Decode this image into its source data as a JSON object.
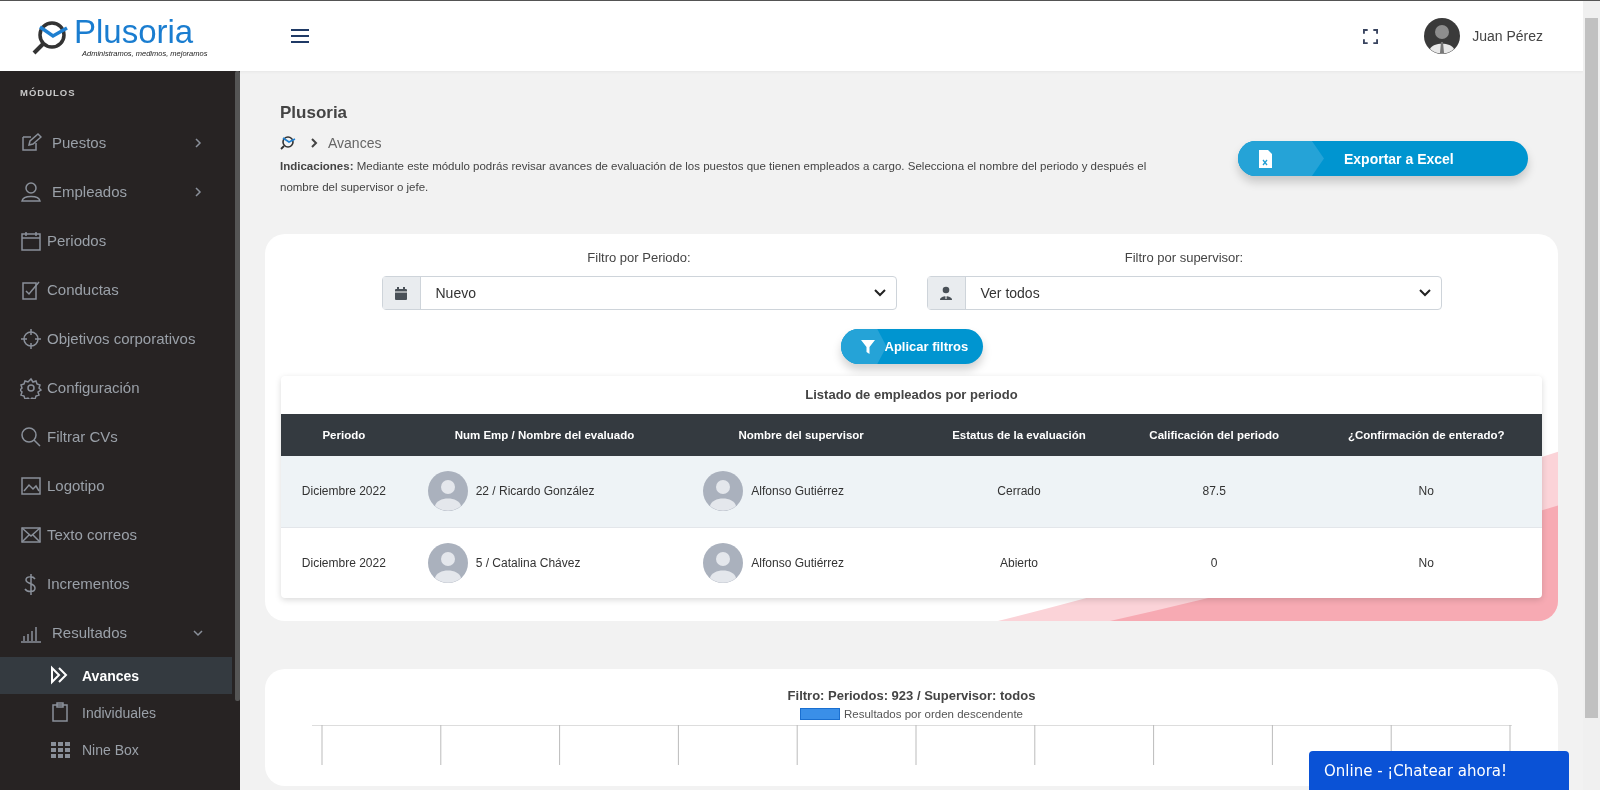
{
  "header": {
    "logo_text": "Plusoria",
    "logo_tagline": "Administramos, medimos, mejoramos",
    "user_name": "Juan Pérez"
  },
  "sidebar": {
    "heading": "MÓDULOS",
    "items": [
      {
        "label": "Puestos",
        "expandable": true,
        "expanded": false
      },
      {
        "label": "Empleados",
        "expandable": true,
        "expanded": false
      },
      {
        "label": "Periodos",
        "expandable": false
      },
      {
        "label": "Conductas",
        "expandable": false
      },
      {
        "label": "Objetivos corporativos",
        "expandable": false
      },
      {
        "label": "Configuración",
        "expandable": false
      },
      {
        "label": "Filtrar CVs",
        "expandable": false
      },
      {
        "label": "Logotipo",
        "expandable": false
      },
      {
        "label": "Texto correos",
        "expandable": false
      },
      {
        "label": "Incrementos",
        "expandable": false
      },
      {
        "label": "Resultados",
        "expandable": true,
        "expanded": true,
        "children": [
          {
            "label": "Avances",
            "selected": true
          },
          {
            "label": "Individuales",
            "selected": false
          },
          {
            "label": "Nine Box",
            "selected": false
          }
        ]
      }
    ]
  },
  "page": {
    "title": "Plusoria",
    "breadcrumb": "Avances",
    "instructions": "**Indicaciones:** Mediante este módulo podrás revisar avances de evaluación de los puestos que tienen empleados a cargo. Selecciona el nombre del periodo y después el nombre del supervisor o jefe.",
    "export_button": "Exportar a Excel"
  },
  "filters": [
    {
      "label": "Filtro por Periodo:",
      "value": "Nuevo"
    },
    {
      "label": "Filtro por supervisor:",
      "value": "Ver todos"
    }
  ],
  "apply_button": "Aplicar filtros",
  "table": {
    "title": "Listado de empleados por periodo",
    "columns": [
      "Periodo",
      "Num Emp / Nombre del evaluado",
      "Nombre del supervisor",
      "Estatus de la evaluación",
      "Calificación del periodo",
      "¿Confirmación de enterado?"
    ],
    "rows": [
      {
        "period": "Diciembre 2022",
        "employee": "22 / Ricardo González",
        "supervisor": "Alfonso Gutiérrez",
        "status": "Cerrado",
        "score": "87.5",
        "confirmed": "No",
        "highlighted": true
      },
      {
        "period": "Diciembre 2022",
        "employee": "5 / Catalina Chávez",
        "supervisor": "Alfonso Gutiérrez",
        "status": "Abierto",
        "score": "0",
        "confirmed": "No",
        "highlighted": false
      }
    ]
  },
  "chart": {
    "title": "Filtro: Periodos: 923 / Supervisor: todos",
    "legend": "Resultados por orden descendente"
  },
  "chat_button": "Online - ¡Chatear ahora!"
}
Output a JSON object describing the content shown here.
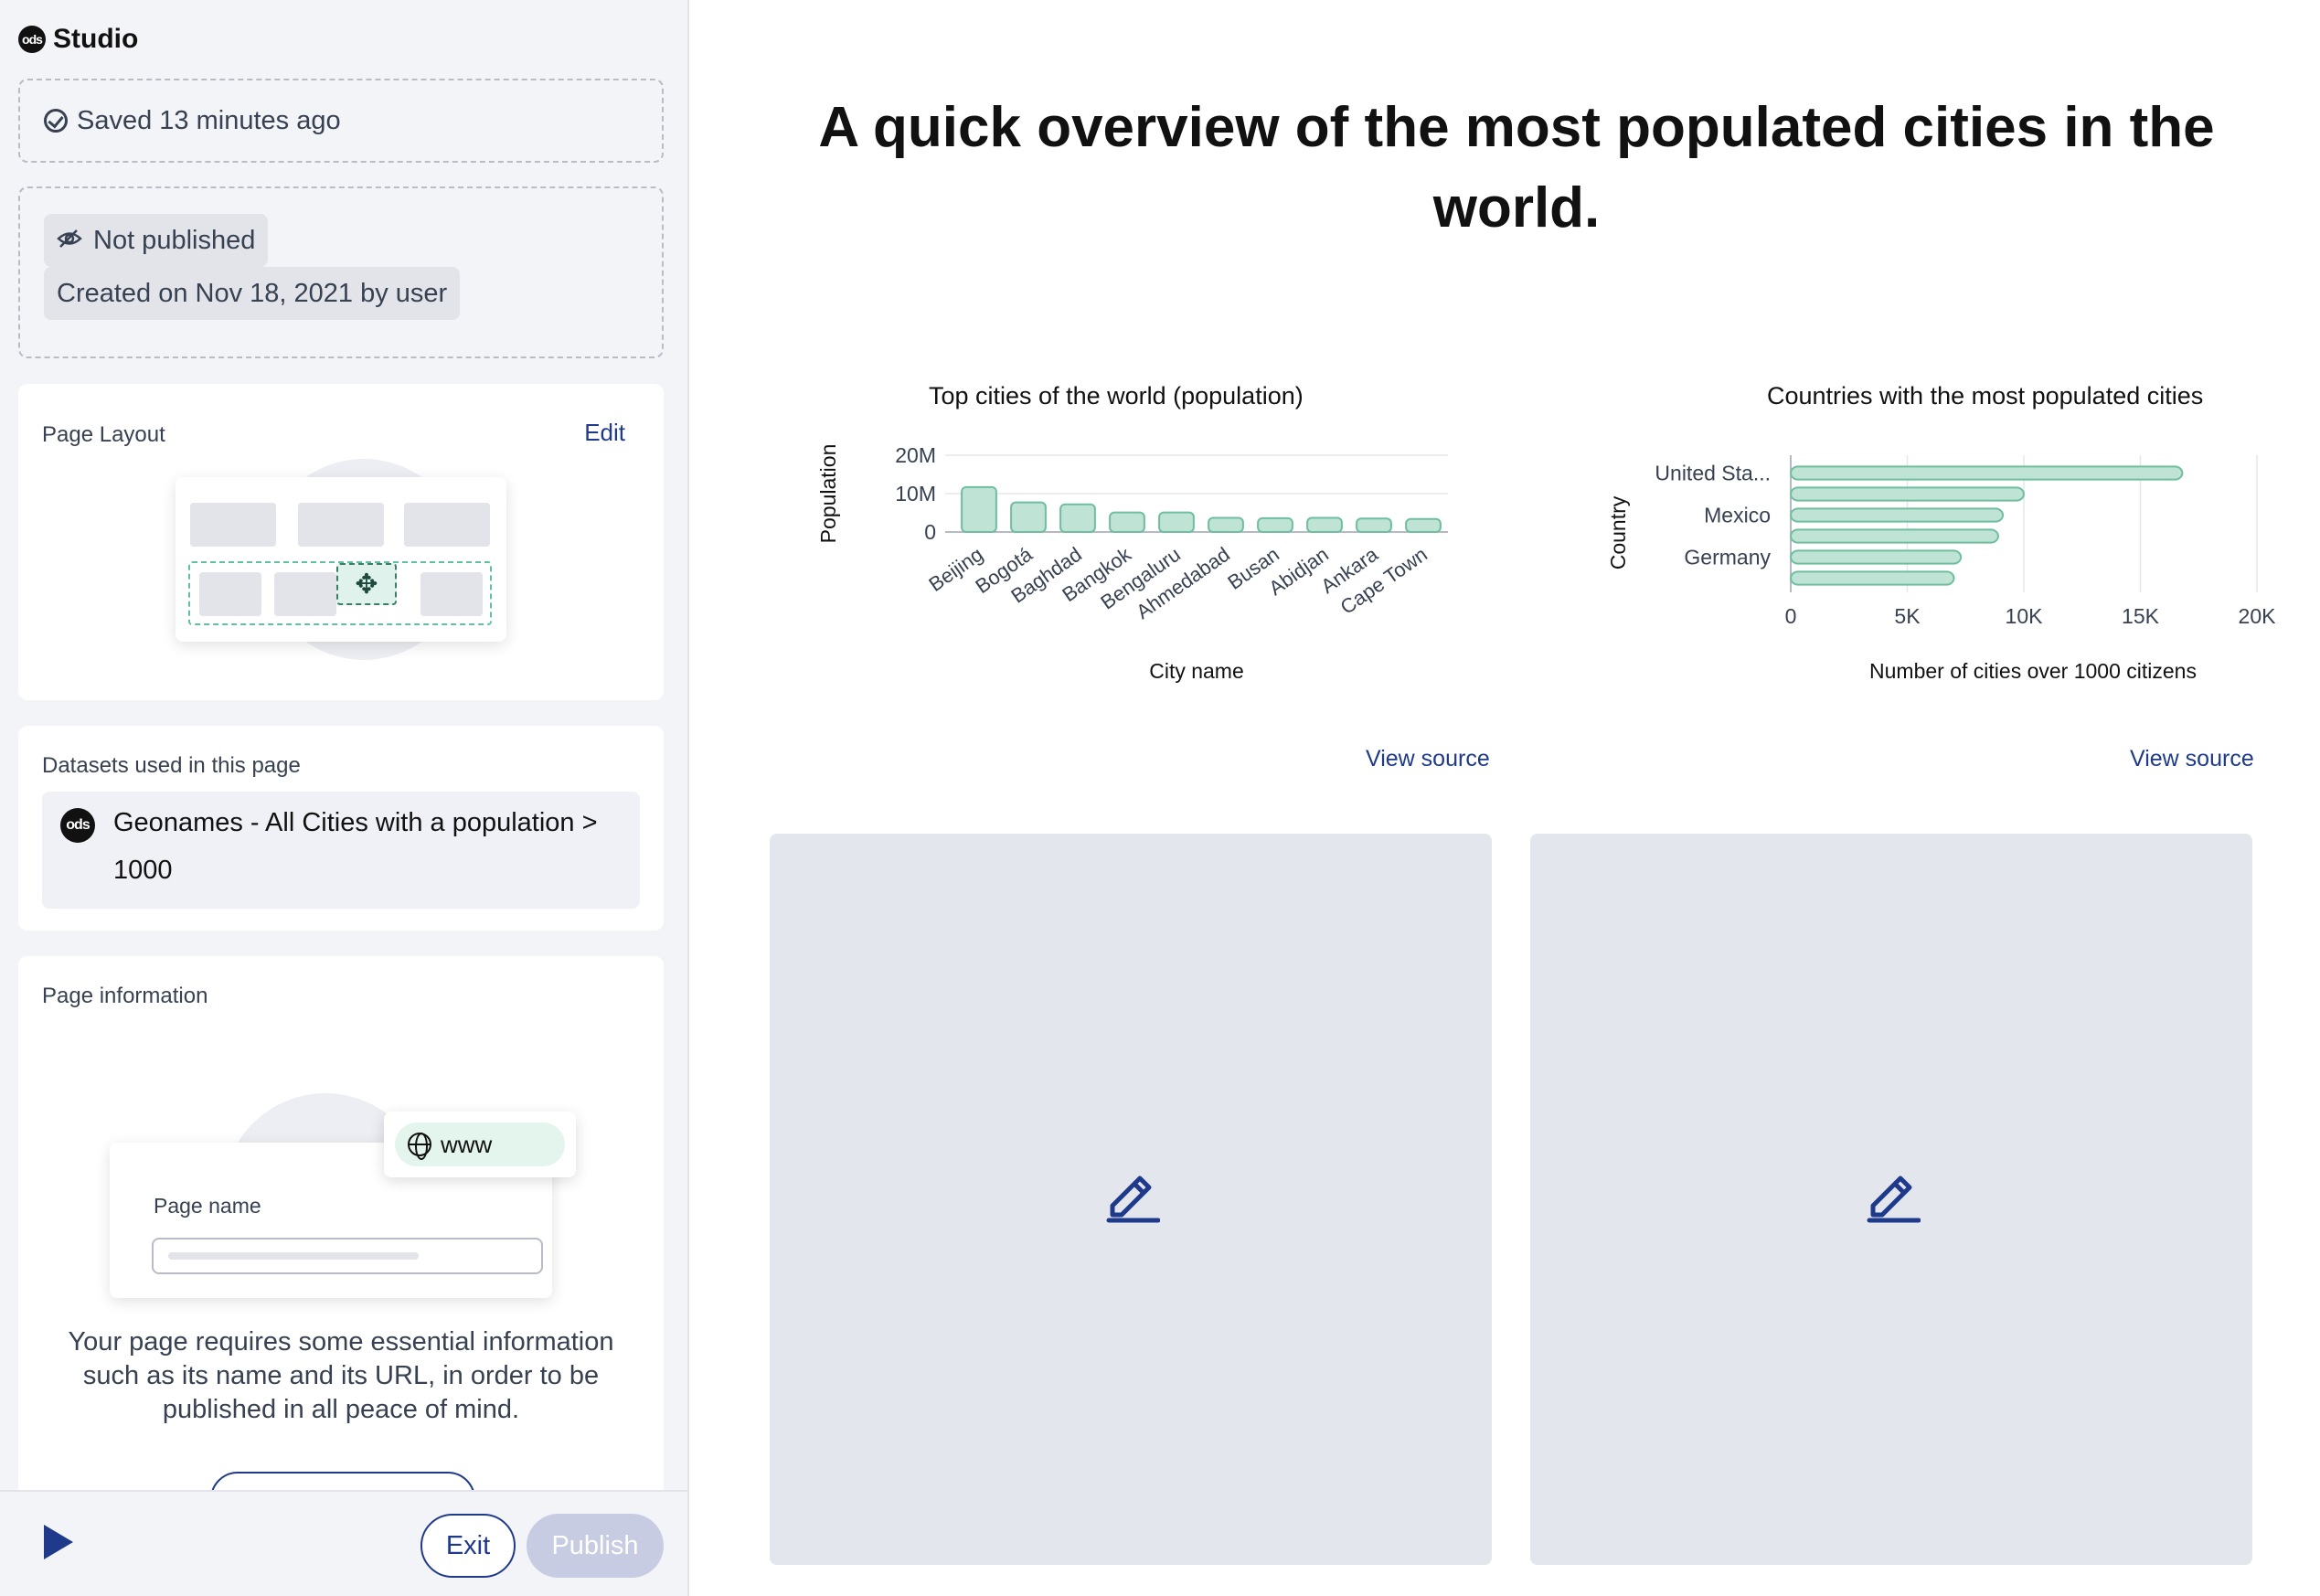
{
  "sidebar": {
    "brand": {
      "logo_text": "ods",
      "name": "Studio"
    },
    "save_status": "Saved 13 minutes ago",
    "publish_status": "Not published",
    "created": "Created on Nov 18, 2021 by user",
    "layout": {
      "label": "Page Layout",
      "edit": "Edit"
    },
    "datasets": {
      "label": "Datasets used in this page",
      "item": "Geonames - All Cities with a population > 1000",
      "logo_text": "ods"
    },
    "info": {
      "label": "Page information",
      "form_label": "Page name",
      "www": "www",
      "description": "Your page requires some essential information such as its name and its URL, in order to be published in all peace of mind."
    },
    "footer": {
      "exit": "Exit",
      "publish": "Publish"
    }
  },
  "main": {
    "title": "A quick overview of the most populated cities in the world.",
    "view_source": "View source"
  },
  "colors": {
    "bar_fill": "#bfe3d5",
    "bar_stroke": "#6fbf9f",
    "accent": "#1f3a8a",
    "placeholder_bg": "#e4e6ee"
  },
  "chart_data": [
    {
      "type": "bar",
      "title": "Top cities of the world (population)",
      "xlabel": "City name",
      "ylabel": "Population",
      "categories": [
        "Beijing",
        "Bogotá",
        "Baghdad",
        "Bangkok",
        "Bengaluru",
        "Ahmedabad",
        "Busan",
        "Abidjan",
        "Ankara",
        "Cape Town"
      ],
      "values": [
        11700000,
        7700000,
        7200000,
        5100000,
        5100000,
        3700000,
        3600000,
        3700000,
        3500000,
        3400000
      ],
      "yticks": [
        "0",
        "10M",
        "20M"
      ],
      "ylim": [
        0,
        20000000
      ],
      "grid": true
    },
    {
      "type": "bar",
      "orientation": "horizontal",
      "title": "Countries with the most populated cities",
      "xlabel": "Number of cities over 1000 citizens",
      "ylabel": "Country",
      "categories": [
        "United Sta...",
        "",
        "Mexico",
        "",
        "Germany",
        ""
      ],
      "values": [
        16800,
        10000,
        9100,
        8900,
        7300,
        7000
      ],
      "xticks": [
        "0",
        "5K",
        "10K",
        "15K",
        "20K"
      ],
      "xlim": [
        0,
        20000
      ],
      "grid": true
    }
  ]
}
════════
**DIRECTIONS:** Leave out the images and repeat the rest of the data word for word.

**RESPONSE TO THIS TASK:**
Decode this image into its source data as a JSON object.
{
  "header": {
    "logo_text": "Plusoria",
    "logo_tagline": "Administramos, medimos, mejoramos",
    "user_name": "Juan Pérez"
  },
  "sidebar": {
    "heading": "MÓDULOS",
    "items": [
      {
        "label": "Puestos",
        "expandable": true,
        "expanded": false
      },
      {
        "label": "Empleados",
        "expandable": true,
        "expanded": false
      },
      {
        "label": "Periodos",
        "expandable": false
      },
      {
        "label": "Conductas",
        "expandable": false
      },
      {
        "label": "Objetivos corporativos",
        "expandable": false
      },
      {
        "label": "Configuración",
        "expandable": false
      },
      {
        "label": "Filtrar CVs",
        "expandable": false
      },
      {
        "label": "Logotipo",
        "expandable": false
      },
      {
        "label": "Texto correos",
        "expandable": false
      },
      {
        "label": "Incrementos",
        "expandable": false
      },
      {
        "label": "Resultados",
        "expandable": true,
        "expanded": true,
        "children": [
          {
            "label": "Avances",
            "selected": true
          },
          {
            "label": "Individuales",
            "selected": false
          },
          {
            "label": "Nine Box",
            "selected": false
          }
        ]
      }
    ]
  },
  "page": {
    "title": "Plusoria",
    "breadcrumb": "Avances",
    "instructions": "**Indicaciones:** Mediante este módulo podrás revisar avances de evaluación de los puestos que tienen empleados a cargo. Selecciona el nombre del periodo y después el nombre del supervisor o jefe.",
    "export_button": "Exportar a Excel"
  },
  "filters": [
    {
      "label": "Filtro por Periodo:",
      "value": "Nuevo"
    },
    {
      "label": "Filtro por supervisor:",
      "value": "Ver todos"
    }
  ],
  "apply_button": "Aplicar filtros",
  "table": {
    "title": "Listado de empleados por periodo",
    "columns": [
      "Periodo",
      "Num Emp / Nombre del evaluado",
      "Nombre del supervisor",
      "Estatus de la evaluación",
      "Calificación del periodo",
      "¿Confirmación de enterado?"
    ],
    "rows": [
      {
        "period": "Diciembre 2022",
        "employee": "22 / Ricardo González",
        "supervisor": "Alfonso Gutiérrez",
        "status": "Cerrado",
        "score": "87.5",
        "confirmed": "No",
        "highlighted": true
      },
      {
        "period": "Diciembre 2022",
        "employee": "5 / Catalina Chávez",
        "supervisor": "Alfonso Gutiérrez",
        "status": "Abierto",
        "score": "0",
        "confirmed": "No",
        "highlighted": false
      }
    ]
  },
  "chart": {
    "title": "Filtro: Periodos: 923 / Supervisor: todos",
    "legend": "Resultados por orden descendente"
  },
  "chat_button": "Online - ¡Chatear ahora!"
}
Output a JSON object describing the content shown here.
{
  "sidebar": {
    "brand": {
      "logo_text": "ods",
      "name": "Studio"
    },
    "save_status": "Saved 13 minutes ago",
    "publish_status": "Not published",
    "created": "Created on Nov 18, 2021 by user",
    "layout": {
      "label": "Page Layout",
      "edit": "Edit"
    },
    "datasets": {
      "label": "Datasets used in this page",
      "item": "Geonames - All Cities with a population > 1000",
      "logo_text": "ods"
    },
    "info": {
      "label": "Page information",
      "form_label": "Page name",
      "www": "www",
      "description": "Your page requires some essential information such as its name and its URL, in order to be published in all peace of mind."
    },
    "footer": {
      "exit": "Exit",
      "publish": "Publish"
    }
  },
  "main": {
    "title": "A quick overview of the most populated cities in the world.",
    "view_source": "View source"
  },
  "colors": {
    "bar_fill": "#bfe3d5",
    "bar_stroke": "#6fbf9f",
    "accent": "#1f3a8a",
    "placeholder_bg": "#e4e6ee"
  },
  "chart_data": [
    {
      "type": "bar",
      "title": "Top cities of the world (population)",
      "xlabel": "City name",
      "ylabel": "Population",
      "categories": [
        "Beijing",
        "Bogotá",
        "Baghdad",
        "Bangkok",
        "Bengaluru",
        "Ahmedabad",
        "Busan",
        "Abidjan",
        "Ankara",
        "Cape Town"
      ],
      "values": [
        11700000,
        7700000,
        7200000,
        5100000,
        5100000,
        3700000,
        3600000,
        3700000,
        3500000,
        3400000
      ],
      "yticks": [
        "0",
        "10M",
        "20M"
      ],
      "ylim": [
        0,
        20000000
      ],
      "grid": true
    },
    {
      "type": "bar",
      "orientation": "horizontal",
      "title": "Countries with the most populated cities",
      "xlabel": "Number of cities over 1000 citizens",
      "ylabel": "Country",
      "categories": [
        "United Sta...",
        "",
        "Mexico",
        "",
        "Germany",
        ""
      ],
      "values": [
        16800,
        10000,
        9100,
        8900,
        7300,
        7000
      ],
      "xticks": [
        "0",
        "5K",
        "10K",
        "15K",
        "20K"
      ],
      "xlim": [
        0,
        20000
      ],
      "grid": true
    }
  ]
}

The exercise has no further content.